11th century gold jewelry found in the Netherlands!
Average reading time — 2 minutes
A real treasure, which is of great importance for the state located in northwestern Europe, was presented on display at the National Museum of Antiquities in the Netherlands in March 2023. Gold jewelry of the 11th century and silver coins of the 13th century were showcased to the world.
The rare finding was discovered by treasure hunter and historian Lorenzo Ruijter near the town of Hoogwoud (the Netherlands). For a thorough study of the history of the discovery, the man provided the treasure to the National Museum of Antiquities in Leiden.
The jewels found consist of 4 gold drop earrings, 2 pieces of gold leaf and 39 silver coins dating back to the Middle Ages. Despite the time spent in the ground, all the jewelry remains in excellent quality and reveals a lot of new facts about the history of the North Holland region.
The discovered silver coins were minted in the 1240s. They depict the Count of Holland and Zeeland — William II of Holland. Yet the gold jewelry found was made several centuries earlier. Archaeologists are convinced that gold earrings were a family heirloom, which was passed down from generation to generation. Judging by the size and design features of the pendant, as well as the position of the ornament on one side, the decorations were attached to a headband or hood.
In the photo: 18K gold earring of the 11th century.
One of the earrings depicts a man’s face surrounded by sun rays. In this engraving, according to scientists, one can discern the image of the Unconquered Sun (Sol Invictus) — the deity of the solar cult established by the Roman emperor Aurelianin in the 3rd century. Annemarieke Willemsen, curator of the National Museum of Antiquities, notes the unusual combination of typically Byzantine features such as the crescent shape with the German filigree technique and engraving characteristic of Northern Dutch and Scandinavian items.
In the photo: the expert even admits that Jesus Christ is engraved on the image of the Sol Invictus.

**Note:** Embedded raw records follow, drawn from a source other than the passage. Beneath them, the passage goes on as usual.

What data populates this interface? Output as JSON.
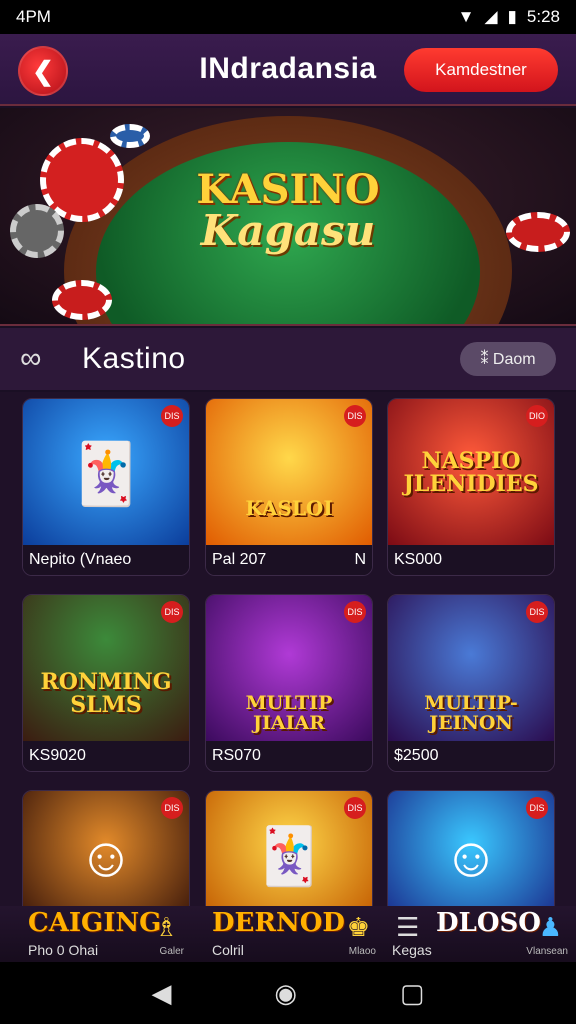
{
  "status_bar": {
    "time": "4PM",
    "battery_time": "5:28"
  },
  "header": {
    "title": "INdradansia",
    "action_label": "Kamdestner"
  },
  "hero": {
    "title_line1": "KASINO",
    "title_line2": "Kagasu"
  },
  "section": {
    "title": "Kastino",
    "filter_label": "⁑ Daom"
  },
  "games": [
    {
      "art_text": "",
      "caption_left": "Nepito (Vnaeo",
      "caption_right": "",
      "badge": "DIS"
    },
    {
      "art_text": "KASLOI",
      "caption_left": "Pal 207",
      "caption_right": "N",
      "badge": "DIS"
    },
    {
      "art_text": "NASPIO\nJLENIDIES",
      "caption_left": "KS000",
      "caption_right": "",
      "badge": "DIO"
    },
    {
      "art_text": "RONMING\nSLMS",
      "caption_left": "KS9020",
      "caption_right": "",
      "badge": "DIS"
    },
    {
      "art_text": "MULTIP JIAIAR",
      "caption_left": "RS070",
      "caption_right": "",
      "badge": "DIS"
    },
    {
      "art_text": "MULTIP-JEINON",
      "caption_left": "$2500",
      "caption_right": "",
      "badge": "DIS"
    },
    {
      "art_text": "",
      "caption_left": "",
      "caption_right": "",
      "badge": "DIS"
    },
    {
      "art_text": "",
      "caption_left": "",
      "caption_right": "",
      "badge": "DIS"
    },
    {
      "art_text": "",
      "caption_left": "",
      "caption_right": "",
      "badge": "DIS"
    }
  ],
  "bottom_nav": [
    {
      "big": "CAIGING",
      "small": "Pho 0 Ohai",
      "icon_label": "Galer"
    },
    {
      "big": "DERNOD",
      "small": "Colril",
      "icon_label": "Mlaoo"
    },
    {
      "big": "DLOSO",
      "small": "Kegas",
      "icon_label": "Vlansean"
    }
  ],
  "colors": {
    "accent": "#e0221e",
    "gold": "#ffd23a",
    "background": "#1a0f24"
  }
}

The museum staff believes that the treasures found can significantly enrich our knowledge of the history of North Holland and West Friesland.
Read also the article: